Once the quirky love object of obsessed cyclists who couldn't travel anywhere without getting their ride in, the funky-looking folding bike has morphed into an everyman's transportation solution -- a fast, easy way to get to work and around town. These bikes don't just help you skirt painful airline bike-luggage fees; they collapse in seconds to carry-on size after you've pedaled to the subway, bus or carpool van. And when you get where you have to go, forget about locking the bike to a tree or a railing; just fold it, head up the elevator or stairs and set it quietly in the closet. It's as utilitarian as a jacket or an umbrella -- that you use for a 20-mile workout during the weekend.

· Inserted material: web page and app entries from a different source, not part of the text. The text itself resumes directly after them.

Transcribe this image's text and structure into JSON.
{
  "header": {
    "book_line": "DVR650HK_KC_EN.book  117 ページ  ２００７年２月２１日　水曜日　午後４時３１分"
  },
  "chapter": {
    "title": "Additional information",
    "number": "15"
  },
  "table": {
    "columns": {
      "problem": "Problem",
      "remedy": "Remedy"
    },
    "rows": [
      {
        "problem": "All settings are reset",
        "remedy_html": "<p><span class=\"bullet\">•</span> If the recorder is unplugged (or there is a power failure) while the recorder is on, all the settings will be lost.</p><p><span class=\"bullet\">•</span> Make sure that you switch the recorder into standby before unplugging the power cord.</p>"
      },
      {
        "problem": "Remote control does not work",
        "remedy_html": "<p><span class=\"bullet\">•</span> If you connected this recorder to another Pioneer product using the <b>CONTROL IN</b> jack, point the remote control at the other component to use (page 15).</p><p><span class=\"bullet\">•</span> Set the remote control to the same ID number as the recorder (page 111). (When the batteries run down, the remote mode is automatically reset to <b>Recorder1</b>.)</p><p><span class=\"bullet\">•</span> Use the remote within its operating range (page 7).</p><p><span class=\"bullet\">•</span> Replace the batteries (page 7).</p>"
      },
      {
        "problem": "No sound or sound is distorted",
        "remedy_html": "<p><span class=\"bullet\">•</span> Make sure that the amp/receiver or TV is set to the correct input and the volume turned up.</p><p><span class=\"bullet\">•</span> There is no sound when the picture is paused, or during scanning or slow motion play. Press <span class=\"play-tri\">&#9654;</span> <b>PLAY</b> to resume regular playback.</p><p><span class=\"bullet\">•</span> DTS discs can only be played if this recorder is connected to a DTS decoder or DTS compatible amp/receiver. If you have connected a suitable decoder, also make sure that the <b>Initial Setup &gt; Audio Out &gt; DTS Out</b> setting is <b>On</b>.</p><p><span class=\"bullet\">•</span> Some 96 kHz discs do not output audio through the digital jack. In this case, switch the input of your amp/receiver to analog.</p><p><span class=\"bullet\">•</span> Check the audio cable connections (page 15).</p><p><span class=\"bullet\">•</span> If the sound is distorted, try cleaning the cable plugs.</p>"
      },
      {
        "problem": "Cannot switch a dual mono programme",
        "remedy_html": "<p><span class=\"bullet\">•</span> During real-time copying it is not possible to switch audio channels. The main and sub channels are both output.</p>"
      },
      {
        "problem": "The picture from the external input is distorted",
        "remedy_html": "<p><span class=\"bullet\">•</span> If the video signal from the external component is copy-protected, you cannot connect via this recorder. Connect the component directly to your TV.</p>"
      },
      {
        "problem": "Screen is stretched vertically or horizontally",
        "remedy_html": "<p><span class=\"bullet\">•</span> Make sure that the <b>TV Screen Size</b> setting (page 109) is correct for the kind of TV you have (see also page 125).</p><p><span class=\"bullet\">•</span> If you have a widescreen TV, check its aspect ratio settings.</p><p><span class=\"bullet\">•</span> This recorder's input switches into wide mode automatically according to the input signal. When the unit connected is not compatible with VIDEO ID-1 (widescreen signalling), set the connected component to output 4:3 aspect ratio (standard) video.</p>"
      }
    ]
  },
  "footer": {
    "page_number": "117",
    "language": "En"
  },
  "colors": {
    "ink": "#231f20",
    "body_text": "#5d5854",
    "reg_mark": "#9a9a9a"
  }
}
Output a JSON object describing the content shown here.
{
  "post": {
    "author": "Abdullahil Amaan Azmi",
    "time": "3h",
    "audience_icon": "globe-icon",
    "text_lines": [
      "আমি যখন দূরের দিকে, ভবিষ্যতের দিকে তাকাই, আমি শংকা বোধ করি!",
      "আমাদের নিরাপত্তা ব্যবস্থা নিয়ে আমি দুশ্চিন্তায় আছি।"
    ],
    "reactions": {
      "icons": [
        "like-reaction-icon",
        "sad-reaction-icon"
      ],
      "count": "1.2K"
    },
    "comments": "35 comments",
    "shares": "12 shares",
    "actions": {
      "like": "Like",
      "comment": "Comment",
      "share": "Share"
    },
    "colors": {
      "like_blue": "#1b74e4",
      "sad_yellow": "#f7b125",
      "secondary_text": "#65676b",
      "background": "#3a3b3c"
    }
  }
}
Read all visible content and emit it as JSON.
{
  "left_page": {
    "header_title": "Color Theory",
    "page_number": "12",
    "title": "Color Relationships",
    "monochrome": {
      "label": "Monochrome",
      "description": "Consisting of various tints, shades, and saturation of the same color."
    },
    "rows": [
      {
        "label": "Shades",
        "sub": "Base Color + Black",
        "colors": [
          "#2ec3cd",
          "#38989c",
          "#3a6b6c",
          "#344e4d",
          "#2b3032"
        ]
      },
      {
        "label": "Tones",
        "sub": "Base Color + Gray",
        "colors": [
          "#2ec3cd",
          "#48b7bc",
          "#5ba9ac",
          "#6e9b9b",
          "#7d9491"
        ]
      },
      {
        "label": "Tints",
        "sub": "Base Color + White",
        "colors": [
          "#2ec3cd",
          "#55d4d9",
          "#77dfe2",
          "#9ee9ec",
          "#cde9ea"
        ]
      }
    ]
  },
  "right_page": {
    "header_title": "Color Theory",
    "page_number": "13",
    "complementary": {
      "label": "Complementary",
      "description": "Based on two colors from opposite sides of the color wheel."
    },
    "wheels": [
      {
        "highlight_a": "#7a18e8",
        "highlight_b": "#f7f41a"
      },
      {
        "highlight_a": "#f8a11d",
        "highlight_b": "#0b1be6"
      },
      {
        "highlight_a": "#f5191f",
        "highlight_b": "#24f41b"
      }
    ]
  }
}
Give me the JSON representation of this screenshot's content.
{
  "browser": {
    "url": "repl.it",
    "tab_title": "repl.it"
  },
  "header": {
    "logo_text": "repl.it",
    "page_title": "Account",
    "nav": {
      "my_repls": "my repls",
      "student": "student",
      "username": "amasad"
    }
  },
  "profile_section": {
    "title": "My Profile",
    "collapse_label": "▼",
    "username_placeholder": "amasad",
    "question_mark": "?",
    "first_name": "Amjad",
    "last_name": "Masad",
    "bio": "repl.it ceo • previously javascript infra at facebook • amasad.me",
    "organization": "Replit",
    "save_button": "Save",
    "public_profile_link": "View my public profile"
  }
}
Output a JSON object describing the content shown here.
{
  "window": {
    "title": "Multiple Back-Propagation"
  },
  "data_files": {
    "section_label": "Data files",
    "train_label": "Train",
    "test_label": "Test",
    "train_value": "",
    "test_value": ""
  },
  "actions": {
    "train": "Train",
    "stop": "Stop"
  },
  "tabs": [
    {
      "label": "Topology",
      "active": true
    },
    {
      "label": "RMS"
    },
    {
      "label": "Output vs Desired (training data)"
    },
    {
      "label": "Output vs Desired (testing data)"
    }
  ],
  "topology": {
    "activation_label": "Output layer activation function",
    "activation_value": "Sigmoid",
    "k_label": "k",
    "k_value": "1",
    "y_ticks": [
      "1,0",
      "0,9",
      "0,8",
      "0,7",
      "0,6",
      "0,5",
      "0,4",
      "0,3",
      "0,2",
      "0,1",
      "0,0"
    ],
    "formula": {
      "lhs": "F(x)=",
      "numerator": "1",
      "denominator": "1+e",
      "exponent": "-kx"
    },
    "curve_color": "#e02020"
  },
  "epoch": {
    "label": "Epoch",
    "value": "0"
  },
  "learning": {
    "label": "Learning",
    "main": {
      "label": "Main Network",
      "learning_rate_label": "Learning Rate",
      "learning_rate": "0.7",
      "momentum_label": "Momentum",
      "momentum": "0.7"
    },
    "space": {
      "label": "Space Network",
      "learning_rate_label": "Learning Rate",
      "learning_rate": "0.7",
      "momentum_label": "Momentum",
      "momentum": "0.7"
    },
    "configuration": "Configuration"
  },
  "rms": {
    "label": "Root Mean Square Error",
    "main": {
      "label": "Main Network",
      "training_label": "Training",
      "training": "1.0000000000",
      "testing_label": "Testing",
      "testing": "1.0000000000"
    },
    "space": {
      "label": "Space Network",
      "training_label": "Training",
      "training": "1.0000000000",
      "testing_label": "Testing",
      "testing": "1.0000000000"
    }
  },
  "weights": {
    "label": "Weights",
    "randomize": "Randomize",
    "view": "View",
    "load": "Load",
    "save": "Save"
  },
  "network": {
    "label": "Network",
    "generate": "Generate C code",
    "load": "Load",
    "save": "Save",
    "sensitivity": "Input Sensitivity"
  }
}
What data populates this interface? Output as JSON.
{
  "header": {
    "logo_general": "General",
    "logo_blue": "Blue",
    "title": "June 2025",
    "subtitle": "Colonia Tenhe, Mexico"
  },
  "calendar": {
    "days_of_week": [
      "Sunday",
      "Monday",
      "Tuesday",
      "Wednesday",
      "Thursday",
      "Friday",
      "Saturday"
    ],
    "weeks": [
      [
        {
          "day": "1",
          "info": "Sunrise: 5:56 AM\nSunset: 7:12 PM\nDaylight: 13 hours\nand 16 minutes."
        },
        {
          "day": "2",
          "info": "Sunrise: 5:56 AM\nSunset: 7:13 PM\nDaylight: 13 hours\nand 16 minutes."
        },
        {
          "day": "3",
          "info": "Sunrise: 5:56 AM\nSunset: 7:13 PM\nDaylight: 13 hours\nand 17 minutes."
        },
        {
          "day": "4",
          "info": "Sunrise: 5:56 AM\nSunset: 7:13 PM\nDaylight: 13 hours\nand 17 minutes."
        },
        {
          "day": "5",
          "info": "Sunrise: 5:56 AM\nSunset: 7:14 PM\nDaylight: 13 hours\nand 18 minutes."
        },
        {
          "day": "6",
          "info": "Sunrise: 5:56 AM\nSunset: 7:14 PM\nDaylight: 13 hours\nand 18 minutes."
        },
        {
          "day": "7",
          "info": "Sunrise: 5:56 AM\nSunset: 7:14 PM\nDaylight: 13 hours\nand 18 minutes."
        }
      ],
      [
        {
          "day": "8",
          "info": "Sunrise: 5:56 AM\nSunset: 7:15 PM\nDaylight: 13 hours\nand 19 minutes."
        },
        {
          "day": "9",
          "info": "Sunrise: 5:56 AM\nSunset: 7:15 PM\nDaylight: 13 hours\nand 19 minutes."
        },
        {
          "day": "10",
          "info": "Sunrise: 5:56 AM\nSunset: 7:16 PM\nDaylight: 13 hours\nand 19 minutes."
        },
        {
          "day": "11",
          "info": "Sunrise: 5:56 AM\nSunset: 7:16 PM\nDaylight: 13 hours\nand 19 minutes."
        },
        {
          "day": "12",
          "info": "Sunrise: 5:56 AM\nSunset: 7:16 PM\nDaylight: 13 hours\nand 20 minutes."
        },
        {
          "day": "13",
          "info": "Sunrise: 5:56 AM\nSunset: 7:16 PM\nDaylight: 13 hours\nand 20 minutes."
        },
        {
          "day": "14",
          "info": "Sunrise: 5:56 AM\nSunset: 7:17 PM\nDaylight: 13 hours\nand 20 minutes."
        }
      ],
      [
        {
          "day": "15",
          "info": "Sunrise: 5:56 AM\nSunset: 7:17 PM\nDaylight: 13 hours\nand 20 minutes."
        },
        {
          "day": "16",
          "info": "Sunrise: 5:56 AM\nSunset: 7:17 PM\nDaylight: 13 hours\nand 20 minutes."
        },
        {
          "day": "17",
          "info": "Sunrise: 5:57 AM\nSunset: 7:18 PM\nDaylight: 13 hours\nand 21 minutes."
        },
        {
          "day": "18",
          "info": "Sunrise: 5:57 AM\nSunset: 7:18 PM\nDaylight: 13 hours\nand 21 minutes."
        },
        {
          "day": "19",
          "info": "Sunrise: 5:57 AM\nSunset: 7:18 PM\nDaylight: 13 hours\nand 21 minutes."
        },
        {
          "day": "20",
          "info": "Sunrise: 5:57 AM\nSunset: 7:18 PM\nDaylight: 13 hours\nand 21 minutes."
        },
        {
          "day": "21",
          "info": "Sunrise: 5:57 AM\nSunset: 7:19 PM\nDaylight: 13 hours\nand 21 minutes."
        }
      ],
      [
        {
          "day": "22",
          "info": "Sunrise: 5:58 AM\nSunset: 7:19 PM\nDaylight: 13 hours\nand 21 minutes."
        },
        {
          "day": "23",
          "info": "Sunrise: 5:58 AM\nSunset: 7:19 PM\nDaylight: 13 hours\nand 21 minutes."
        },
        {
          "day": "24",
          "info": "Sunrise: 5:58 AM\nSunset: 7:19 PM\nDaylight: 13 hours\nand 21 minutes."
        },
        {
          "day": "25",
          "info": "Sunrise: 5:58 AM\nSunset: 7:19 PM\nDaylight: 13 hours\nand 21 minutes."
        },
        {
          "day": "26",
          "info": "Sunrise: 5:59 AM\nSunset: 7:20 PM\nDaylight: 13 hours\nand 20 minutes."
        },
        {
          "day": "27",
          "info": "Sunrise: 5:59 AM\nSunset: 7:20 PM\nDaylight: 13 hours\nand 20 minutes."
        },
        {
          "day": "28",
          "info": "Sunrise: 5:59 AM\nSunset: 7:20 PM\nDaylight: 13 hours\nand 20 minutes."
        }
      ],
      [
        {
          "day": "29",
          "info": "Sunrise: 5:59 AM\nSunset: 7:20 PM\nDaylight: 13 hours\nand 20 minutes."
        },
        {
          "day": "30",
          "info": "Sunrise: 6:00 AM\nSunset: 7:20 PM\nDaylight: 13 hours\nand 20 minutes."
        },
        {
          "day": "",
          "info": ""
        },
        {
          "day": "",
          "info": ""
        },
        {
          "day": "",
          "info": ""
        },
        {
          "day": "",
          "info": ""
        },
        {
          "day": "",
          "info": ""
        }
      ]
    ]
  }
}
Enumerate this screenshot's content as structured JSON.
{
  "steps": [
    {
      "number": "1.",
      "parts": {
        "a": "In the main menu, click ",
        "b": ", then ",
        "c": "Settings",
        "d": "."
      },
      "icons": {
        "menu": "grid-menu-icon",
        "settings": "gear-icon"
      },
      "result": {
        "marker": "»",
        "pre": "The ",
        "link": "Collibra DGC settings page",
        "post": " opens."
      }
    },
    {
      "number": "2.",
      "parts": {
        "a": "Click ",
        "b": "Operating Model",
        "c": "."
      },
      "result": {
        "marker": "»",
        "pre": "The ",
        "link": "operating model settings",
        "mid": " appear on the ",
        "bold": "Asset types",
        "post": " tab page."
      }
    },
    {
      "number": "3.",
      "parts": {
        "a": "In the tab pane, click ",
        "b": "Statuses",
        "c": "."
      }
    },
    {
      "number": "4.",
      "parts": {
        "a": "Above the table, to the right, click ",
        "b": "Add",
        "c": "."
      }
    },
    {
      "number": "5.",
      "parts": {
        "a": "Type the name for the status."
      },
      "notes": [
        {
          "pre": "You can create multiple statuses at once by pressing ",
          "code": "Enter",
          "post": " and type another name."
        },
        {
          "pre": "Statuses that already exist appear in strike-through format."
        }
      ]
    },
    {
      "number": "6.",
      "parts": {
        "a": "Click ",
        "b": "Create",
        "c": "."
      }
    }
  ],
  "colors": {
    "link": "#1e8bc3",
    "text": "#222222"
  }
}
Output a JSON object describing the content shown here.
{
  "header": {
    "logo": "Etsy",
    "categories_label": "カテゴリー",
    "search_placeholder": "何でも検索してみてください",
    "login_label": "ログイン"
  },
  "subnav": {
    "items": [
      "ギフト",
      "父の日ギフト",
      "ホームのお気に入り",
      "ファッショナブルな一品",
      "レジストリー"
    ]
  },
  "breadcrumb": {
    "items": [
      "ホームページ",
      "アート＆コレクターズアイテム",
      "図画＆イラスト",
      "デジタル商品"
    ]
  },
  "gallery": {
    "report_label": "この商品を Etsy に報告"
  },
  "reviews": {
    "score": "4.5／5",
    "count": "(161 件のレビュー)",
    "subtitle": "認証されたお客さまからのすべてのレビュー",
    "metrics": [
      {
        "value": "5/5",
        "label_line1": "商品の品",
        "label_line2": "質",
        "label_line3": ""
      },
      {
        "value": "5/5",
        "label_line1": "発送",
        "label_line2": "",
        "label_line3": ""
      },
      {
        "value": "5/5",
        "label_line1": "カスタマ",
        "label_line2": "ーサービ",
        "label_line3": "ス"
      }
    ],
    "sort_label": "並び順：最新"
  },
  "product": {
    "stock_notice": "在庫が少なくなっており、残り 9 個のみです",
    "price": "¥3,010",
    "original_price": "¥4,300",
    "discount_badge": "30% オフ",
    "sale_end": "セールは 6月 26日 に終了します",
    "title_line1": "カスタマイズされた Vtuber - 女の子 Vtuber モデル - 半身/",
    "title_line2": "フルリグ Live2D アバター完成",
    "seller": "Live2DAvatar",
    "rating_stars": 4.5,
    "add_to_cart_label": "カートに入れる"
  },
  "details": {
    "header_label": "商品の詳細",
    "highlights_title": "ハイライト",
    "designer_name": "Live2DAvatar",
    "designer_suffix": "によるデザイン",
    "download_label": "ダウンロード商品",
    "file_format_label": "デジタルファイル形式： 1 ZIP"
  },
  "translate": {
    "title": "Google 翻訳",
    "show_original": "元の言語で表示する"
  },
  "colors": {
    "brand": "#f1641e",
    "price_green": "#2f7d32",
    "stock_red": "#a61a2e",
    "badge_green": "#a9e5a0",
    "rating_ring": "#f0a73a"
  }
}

-- Roy M. Wallack Tiny size, big-bike feel
Likes: Requires more of a big-bike lean-forward riding position than the Abio and Dahon. That, plus the wide-geared drivetrain and the shock absorption on both wheels makes the Birdy more comfortable over long distances. An adjustable-height stem allows more of a custom fit than the two other little bikes. Weighs 23.4 pounds.
Dislikes: The folded Birdy is more cumbersome to lug than the Abio and Dahon but easier than the SwissBike. No quick-release on the rear wheel; you need a wrench.
Price: $2,125. (503) 391-7602; www.birdybike.com.
Roy M. Wallack is the author of "Bike for Life: How to Ride to 100."
Folding mountain bike
SwissBike XO: Full-size, 26-inch-wheel, front-suspension mountain bike that folds at the top tube/seat tube juncture with a quick-release handle.
Likes: The familiar fit, secure feel and versatility of a standard bike with a high-end, 27-speed drivetrain. The RockShox Recon suspension fork allows for real mountain biking. Bike folds in half within seconds. Fits easily in a trunk when the front wheel is removed; both wheels have quick-releases.
Dislikes: Is far more cumbersome and unwieldy than the other bikes when folded, because the wheels don't line up side-by-side as with the Abio and Dahon. Folded, it won't lean balanced against a wall, the front chain rings scrape on the floor, and it is an effort to hold it while seated or standing on a bus. Removing the front wheel reduces the imbalance but leaves the chain rings scraping and adds another loose part to hold onto.
Price: $2,299; lower-end LX model with same frame is $899. (800)736-5348; www.montagueco.com.
Simple and sleek
Dahon Mu Uno: Simple, cable-free, single-speed bike with 16-inch wheels, fenders, coaster brake and hidden air pump.
Likes: A fast fold-up design similar to the Abio, but done with an elegant form, finish and feel that drew admiring comments from the neighbors. The quick-release junctures are smoothly integrated on the Uno; you won't catch your clothing or cut your flesh on sharp edges. To use the convenient air pump, unlatch the seat-post quick-release, pull out the valve hose and pump handle, and pump away. Very light and nimble at 22 pounds.
Dislikes: Old-fashioned coaster brakes instead of hand brakes greatly reduce safety. Lack of a rear-wheel quick-release means you need a wrench. The handle of the hidden air pump can drag on the ground if a cheap plastic ring that is friction-jammed into the bottom of the seat-post tube falls out.
Price: $549. (626) 305-5264; www.dahon.com.
Look ma, no chain
Abio Penza: Shaft-drive three-speed with 16-inch wheels, fenders and rack; tool-free midframe folding mechanism.
Likes: Rides great. Pairing a shaft-drive and an internal-geared Nexus hub eliminates the greasy chain and derailleur, keeping fingers and clothes clean as you fold the bike. It takes just 15 seconds to unlatch the midframe buckle, drop the seat, kick up the kickstand and fold up the pedals and frame.
Dislikes: Pray you never get a flat on the rear tire. It's a monumental hassle to get the rear wheel off, entailing the removal of numerous bolts and the fender and rack. There's no quick-release on the front wheel, so take a wrench. Also, the shaft drive makes the bike, at 30 pounds, far heavier than the others.
Price: $790. (646) 827-0892; www.abiobikes.com.